BEGIN Exercise data
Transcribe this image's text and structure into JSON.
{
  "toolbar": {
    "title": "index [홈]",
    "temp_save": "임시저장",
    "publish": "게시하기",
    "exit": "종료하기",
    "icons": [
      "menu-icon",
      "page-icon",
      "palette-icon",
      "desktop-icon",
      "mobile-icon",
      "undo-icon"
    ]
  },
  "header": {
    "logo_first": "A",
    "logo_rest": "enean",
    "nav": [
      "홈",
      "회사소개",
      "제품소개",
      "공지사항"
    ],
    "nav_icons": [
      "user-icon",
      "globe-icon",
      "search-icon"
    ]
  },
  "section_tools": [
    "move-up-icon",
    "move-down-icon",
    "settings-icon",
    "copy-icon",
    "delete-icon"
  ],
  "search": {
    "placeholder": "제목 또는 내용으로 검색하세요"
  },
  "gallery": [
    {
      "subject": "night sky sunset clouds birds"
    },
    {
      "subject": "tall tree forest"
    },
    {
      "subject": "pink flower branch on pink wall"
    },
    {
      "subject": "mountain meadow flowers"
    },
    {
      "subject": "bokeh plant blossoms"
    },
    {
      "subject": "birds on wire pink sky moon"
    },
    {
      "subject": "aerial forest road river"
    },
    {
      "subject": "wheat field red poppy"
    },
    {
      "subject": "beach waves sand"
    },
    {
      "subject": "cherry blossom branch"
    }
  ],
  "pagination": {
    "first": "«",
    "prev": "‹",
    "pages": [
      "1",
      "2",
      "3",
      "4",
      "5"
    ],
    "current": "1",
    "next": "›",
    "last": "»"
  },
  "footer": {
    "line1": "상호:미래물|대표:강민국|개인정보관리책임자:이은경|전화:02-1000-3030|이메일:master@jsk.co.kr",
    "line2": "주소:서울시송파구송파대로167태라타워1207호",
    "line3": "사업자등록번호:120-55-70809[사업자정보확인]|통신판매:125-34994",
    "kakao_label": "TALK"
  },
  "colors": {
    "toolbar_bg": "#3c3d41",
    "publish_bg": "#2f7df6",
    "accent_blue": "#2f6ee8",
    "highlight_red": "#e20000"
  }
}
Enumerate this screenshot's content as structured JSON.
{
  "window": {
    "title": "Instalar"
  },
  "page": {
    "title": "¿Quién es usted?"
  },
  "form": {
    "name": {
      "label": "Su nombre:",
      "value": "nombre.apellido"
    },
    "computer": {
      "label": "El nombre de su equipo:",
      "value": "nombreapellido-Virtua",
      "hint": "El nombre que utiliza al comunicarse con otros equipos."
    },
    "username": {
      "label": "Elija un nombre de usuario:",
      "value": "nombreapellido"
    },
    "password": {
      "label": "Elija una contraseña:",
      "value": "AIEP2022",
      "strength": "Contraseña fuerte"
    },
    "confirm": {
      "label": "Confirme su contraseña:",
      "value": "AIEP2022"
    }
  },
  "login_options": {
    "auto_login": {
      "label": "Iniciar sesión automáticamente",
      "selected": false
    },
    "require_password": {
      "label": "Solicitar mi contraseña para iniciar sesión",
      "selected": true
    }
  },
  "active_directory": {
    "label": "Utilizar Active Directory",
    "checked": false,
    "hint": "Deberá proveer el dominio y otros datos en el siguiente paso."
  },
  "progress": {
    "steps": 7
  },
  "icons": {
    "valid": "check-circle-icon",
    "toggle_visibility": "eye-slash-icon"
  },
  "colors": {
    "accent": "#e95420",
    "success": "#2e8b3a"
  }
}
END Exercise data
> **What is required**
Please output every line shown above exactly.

> **Written reply**
Transcribe this image's text and structure into JSON.
{
  "toolbar": {
    "title": "index [홈]",
    "temp_save": "임시저장",
    "publish": "게시하기",
    "exit": "종료하기",
    "icons": [
      "menu-icon",
      "page-icon",
      "palette-icon",
      "desktop-icon",
      "mobile-icon",
      "undo-icon"
    ]
  },
  "header": {
    "logo_first": "A",
    "logo_rest": "enean",
    "nav": [
      "홈",
      "회사소개",
      "제품소개",
      "공지사항"
    ],
    "nav_icons": [
      "user-icon",
      "globe-icon",
      "search-icon"
    ]
  },
  "section_tools": [
    "move-up-icon",
    "move-down-icon",
    "settings-icon",
    "copy-icon",
    "delete-icon"
  ],
  "search": {
    "placeholder": "제목 또는 내용으로 검색하세요"
  },
  "gallery": [
    {
      "subject": "night sky sunset clouds birds"
    },
    {
      "subject": "tall tree forest"
    },
    {
      "subject": "pink flower branch on pink wall"
    },
    {
      "subject": "mountain meadow flowers"
    },
    {
      "subject": "bokeh plant blossoms"
    },
    {
      "subject": "birds on wire pink sky moon"
    },
    {
      "subject": "aerial forest road river"
    },
    {
      "subject": "wheat field red poppy"
    },
    {
      "subject": "beach waves sand"
    },
    {
      "subject": "cherry blossom branch"
    }
  ],
  "pagination": {
    "first": "«",
    "prev": "‹",
    "pages": [
      "1",
      "2",
      "3",
      "4",
      "5"
    ],
    "current": "1",
    "next": "›",
    "last": "»"
  },
  "footer": {
    "line1": "상호:미래물|대표:강민국|개인정보관리책임자:이은경|전화:02-1000-3030|이메일:master@jsk.co.kr",
    "line2": "주소:서울시송파구송파대로167태라타워1207호",
    "line3": "사업자등록번호:120-55-70809[사업자정보확인]|통신판매:125-34994",
    "kakao_label": "TALK"
  },
  "colors": {
    "toolbar_bg": "#3c3d41",
    "publish_bg": "#2f7df6",
    "accent_blue": "#2f6ee8",
    "highlight_red": "#e20000"
  }
}
Enumerate this screenshot's content as structured JSON.
{
  "window": {
    "title": "Instalar"
  },
  "page": {
    "title": "¿Quién es usted?"
  },
  "form": {
    "name": {
      "label": "Su nombre:",
      "value": "nombre.apellido"
    },
    "computer": {
      "label": "El nombre de su equipo:",
      "value": "nombreapellido-Virtua",
      "hint": "El nombre que utiliza al comunicarse con otros equipos."
    },
    "username": {
      "label": "Elija un nombre de usuario:",
      "value": "nombreapellido"
    },
    "password": {
      "label": "Elija una contraseña:",
      "value": "AIEP2022",
      "strength": "Contraseña fuerte"
    },
    "confirm": {
      "label": "Confirme su contraseña:",
      "value": "AIEP2022"
    }
  },
  "login_options": {
    "auto_login": {
      "label": "Iniciar sesión automáticamente",
      "selected": false
    },
    "require_password": {
      "label": "Solicitar mi contraseña para iniciar sesión",
      "selected": true
    }
  },
  "active_directory": {
    "label": "Utilizar Active Directory",
    "checked": false,
    "hint": "Deberá proveer el dominio y otros datos en el siguiente paso."
  },
  "progress": {
    "steps": 7
  },
  "icons": {
    "valid": "check-circle-icon",
    "toggle_visibility": "eye-slash-icon"
  },
  "colors": {
    "accent": "#e95420",
    "success": "#2e8b3a"
  }
}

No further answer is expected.